It may come as no surprise that the history of physics is full of monotheists, typically heterodox ones who hid their views at least as much to avoid religious as scientific persecution. Perhaps more surprising is that the same is true of the history of biology, both before and after Darwin: Linnaeus, Cuvier, Lamarck, Mendel, Wright, Fisher and Dobzhansky were among the most distinguished contributors to the study of heredity. All were Christians with rather considered views of how their faith impinged on their science. Indeed, against this backdrop, Darwin himself is not unreasonably regarded as a failed Christian.
But given the vexed relations between politics and science in the 20th century, a Darwinist with the courage of his convictions would now declare the leading tendencies in the medical and physical sciences “counter-evolutionary” and call for a scaling back in their funding and significance before they contribute to the extinction of our species.
Clearly we have hit upon a paradox. Hardcore Darwinists are right that their version of biological evolution requires no belief in the kind of deity endorsed by the Abrahamic religions. However, it is unlikely that human societies would have devoted the time, effort and material resources needed to make that point in all its empirical detail, had they not also believed in the capacity of science to transcend species boundaries and acquire a comprehensive grasp of nature. Yet from a strict Darwinian standpoint, such a belief is unsustainable and perhaps ultimately lethal.
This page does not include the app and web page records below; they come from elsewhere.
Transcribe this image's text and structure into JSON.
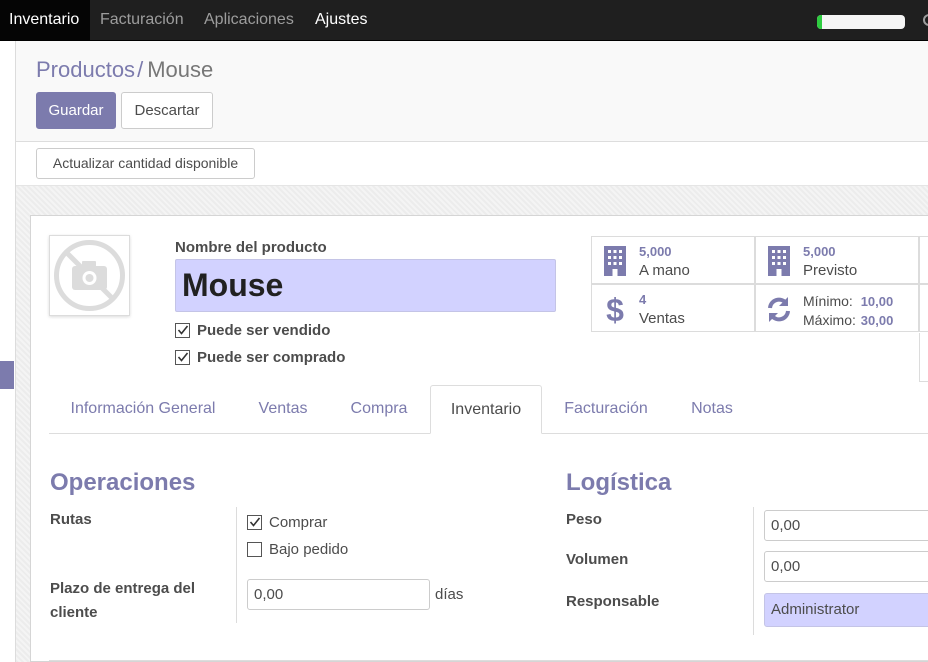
{
  "navbar": {
    "apps": [
      "Inventario",
      "Facturación",
      "Aplicaciones",
      "Ajustes"
    ],
    "progress_percent": 6
  },
  "breadcrumb": {
    "parent": "Productos",
    "separator": "/",
    "current": "Mouse"
  },
  "buttons": {
    "save": "Guardar",
    "discard": "Descartar",
    "update_qty": "Actualizar cantidad disponible"
  },
  "product": {
    "name_label": "Nombre del producto",
    "name": "Mouse",
    "can_be_sold": "Puede ser vendido",
    "can_be_purchased": "Puede ser comprado"
  },
  "stats": {
    "on_hand": {
      "value": "5,000",
      "label": "A mano",
      "icon": "building-icon"
    },
    "forecast": {
      "value": "5,000",
      "label": "Previsto",
      "icon": "building-icon"
    },
    "sales": {
      "value": "4",
      "label": "Ventas",
      "icon": "dollar-icon"
    },
    "reorder": {
      "min_label": "Mínimo:",
      "min": "10,00",
      "max_label": "Máximo:",
      "max": "30,00",
      "icon": "refresh-icon"
    }
  },
  "tabs": [
    "Información General",
    "Ventas",
    "Compra",
    "Inventario",
    "Facturación",
    "Notas"
  ],
  "operations": {
    "title": "Operaciones",
    "routes_label": "Rutas",
    "route_buy": "Comprar",
    "route_mto": "Bajo pedido",
    "lead_label_1": "Plazo de entrega del",
    "lead_label_2": "cliente",
    "lead_value": "0,00",
    "lead_unit": "días"
  },
  "logistics": {
    "title": "Logística",
    "weight_label": "Peso",
    "weight_value": "0,00",
    "volume_label": "Volumen",
    "volume_value": "0,00",
    "responsible_label": "Responsable",
    "responsible_value": "Administrator"
  },
  "colors": {
    "brand": "#7c7bad",
    "required": "#d2d2ff",
    "navbar": "#1f1f1f",
    "progress": "#2ecc40"
  }
}
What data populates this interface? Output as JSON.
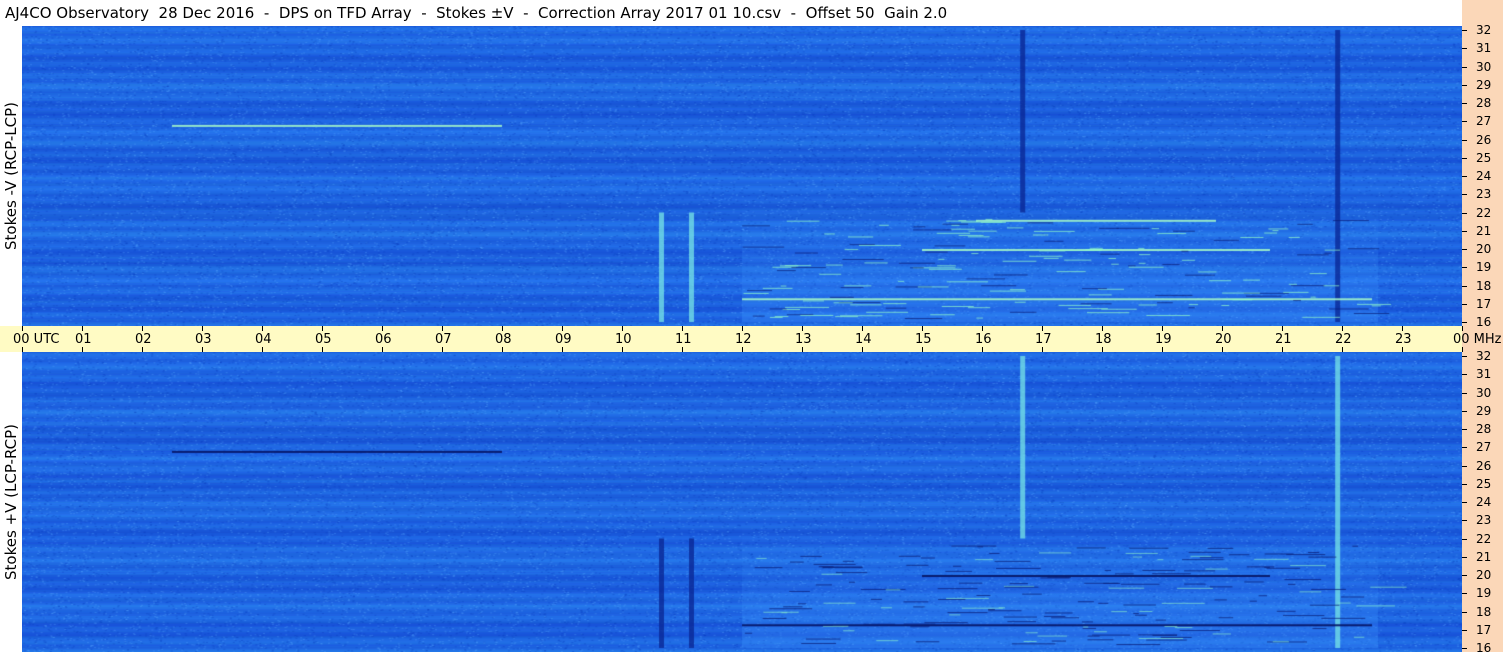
{
  "title": "AJ4CO Observatory  28 Dec 2016  -  DPS on TFD Array  -  Stokes ±V  -  Correction Array 2017 01 10.csv  -  Offset 50  Gain 2.0",
  "top_panel_label": "Stokes -V (RCP-LCP)",
  "bottom_panel_label": "Stokes +V (LCP-RCP)",
  "time_axis": {
    "labels": [
      "00 UTC",
      "01",
      "02",
      "03",
      "04",
      "05",
      "06",
      "07",
      "08",
      "09",
      "10",
      "11",
      "12",
      "13",
      "14",
      "15",
      "16",
      "17",
      "18",
      "19",
      "20",
      "21",
      "22",
      "23",
      "00 MHz"
    ]
  },
  "frequency_axis": {
    "labels": [
      "32",
      "31",
      "30",
      "29",
      "28",
      "27",
      "26",
      "25",
      "24",
      "23",
      "22",
      "21",
      "20",
      "19",
      "18",
      "17",
      "16"
    ]
  },
  "colors": {
    "background_blue": "#1f6ee6",
    "time_axis_bg": "#fffbc4",
    "freq_axis_bg": "#fbd7b8"
  },
  "chart_data": {
    "type": "heatmap",
    "title": "AJ4CO Observatory  28 Dec 2016  -  DPS on TFD Array  -  Stokes ±V  -  Correction Array 2017 01 10.csv  -  Offset 50  Gain 2.0",
    "xlabel": "UTC",
    "ylabel": "MHz",
    "xlim": [
      0,
      24
    ],
    "ylim": [
      16,
      32
    ],
    "panels": [
      {
        "name": "Stokes -V (RCP-LCP)",
        "features": [
          {
            "kind": "vertical_burst",
            "time_utc": 16.67,
            "freq_range": [
              22,
              32
            ],
            "polarity": "dark"
          },
          {
            "kind": "vertical_burst",
            "time_utc": 21.92,
            "freq_range": [
              16,
              32
            ],
            "polarity": "dark"
          },
          {
            "kind": "vertical_burst",
            "time_utc": 10.65,
            "freq_range": [
              16,
              22
            ],
            "polarity": "bright"
          },
          {
            "kind": "vertical_burst",
            "time_utc": 11.15,
            "freq_range": [
              16,
              22
            ],
            "polarity": "bright"
          },
          {
            "kind": "narrowband",
            "time_range": [
              2.5,
              8.0
            ],
            "freq_mhz": 26.8,
            "polarity": "bright"
          },
          {
            "kind": "narrowband",
            "time_range": [
              12.0,
              22.5
            ],
            "freq_mhz": 17.3,
            "polarity": "bright"
          },
          {
            "kind": "narrowband",
            "time_range": [
              15.9,
              19.9
            ],
            "freq_mhz": 21.6,
            "polarity": "bright"
          },
          {
            "kind": "narrowband",
            "time_range": [
              15.0,
              20.8
            ],
            "freq_mhz": 20.0,
            "polarity": "bright"
          }
        ]
      },
      {
        "name": "Stokes +V (LCP-RCP)",
        "features": [
          {
            "kind": "vertical_burst",
            "time_utc": 16.67,
            "freq_range": [
              22,
              32
            ],
            "polarity": "bright"
          },
          {
            "kind": "vertical_burst",
            "time_utc": 21.92,
            "freq_range": [
              16,
              32
            ],
            "polarity": "bright"
          },
          {
            "kind": "vertical_burst",
            "time_utc": 10.65,
            "freq_range": [
              16,
              22
            ],
            "polarity": "dark"
          },
          {
            "kind": "vertical_burst",
            "time_utc": 11.15,
            "freq_range": [
              16,
              22
            ],
            "polarity": "dark"
          },
          {
            "kind": "narrowband",
            "time_range": [
              2.5,
              8.0
            ],
            "freq_mhz": 26.8,
            "polarity": "dark"
          },
          {
            "kind": "narrowband",
            "time_range": [
              12.0,
              22.5
            ],
            "freq_mhz": 17.3,
            "polarity": "dark"
          },
          {
            "kind": "narrowband",
            "time_range": [
              15.0,
              20.8
            ],
            "freq_mhz": 20.0,
            "polarity": "dark"
          }
        ]
      }
    ]
  }
}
More generally, atheism has not figured as a force in the history of science not because it has been suppressed but because whenever it has been expressed, it has not encouraged the pursuit of science. The general metaphysical idea underlying Darwinism – that a morally indifferent nature selects from among a variety of organic possibilities – has many secular and religious precedents across the world. In each case, it has led to an ethic of equanimity and even resignation, certainly not a drive to remake the planet, if not the universe, to our own purposes. Yet, so far we have got pretty far on that drive. The longer we continue successfully, the stronger the evidence that at least human life cannot be fully explained in Darwinian terms.